Even my henchmen think I'm crazy.
Only controller troubles I had with first party Nintendo is my old Wii U Pro. Sometimes the left stick would just drift slightly.
Tbh, this is one of the reasons I decided to try a third-party controller. For whatever reason, Nintendo's controllers have had a higher variance of QC these past two gens.
Also thanks for the review of that controller ET, when I get a Switch in the year 2026 I'll have to keep that one in mind.
Slight update on it: the firmware update process is a little finicky.

You have to DL the firmware/installer from their site, then install and extract the files (and they're not entirely clear; on my first attempt, I must have extracted from the wrong folder, because the update didn't work). I had to look at a YouTube tutorial to find the right path.

Then you have to reset the controller (because the updated firmware will skew actions and assign them to the wrong buttons at first). But. There are no instructions included on how to reset your controller. Back to YouTube. L+R+Start+Select reboots the controller. But that also forgets any synch-ing you've done, so you have to re-pair from scratch.

Seamless, it ain't. But the trade-off is fair, since it also means a lot of issues can be remedied via firmware updates.


Even my henchmen think I'm crazy.
Battery update. So the 8BitDo is advertised with "16 hours" of battery time. I hadn't charged it since I did the firmware update, and over the last two weeks I played all of Hollow Knight with it, which took 20 hours (and I don't know if that counts my deaths). Plus, I dunno, 4 hours during the last Splatfest? Maybe an hour of NESflix? And I'm pretty sure it wasn't even fully charged after the firmware update.
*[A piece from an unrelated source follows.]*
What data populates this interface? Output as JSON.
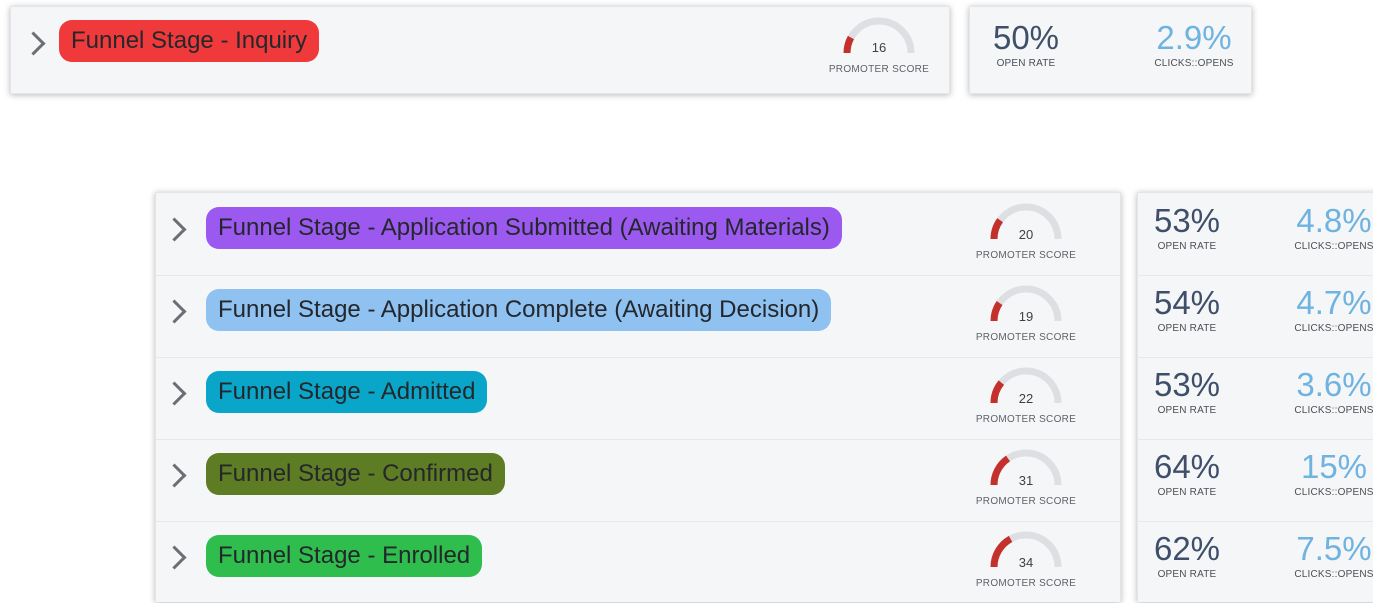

So that's pretty good. I dunno if the battery life will be as long-term robust as the Joy-cons (which I have run out of juice several times, but it still seems to last about 20 hours after a full charge), but it's good out of the box.

[I'm almost tempted to go buy their wireless adapter. If I found an old Wii U Pro to pair with it for cheap, that could be useful.]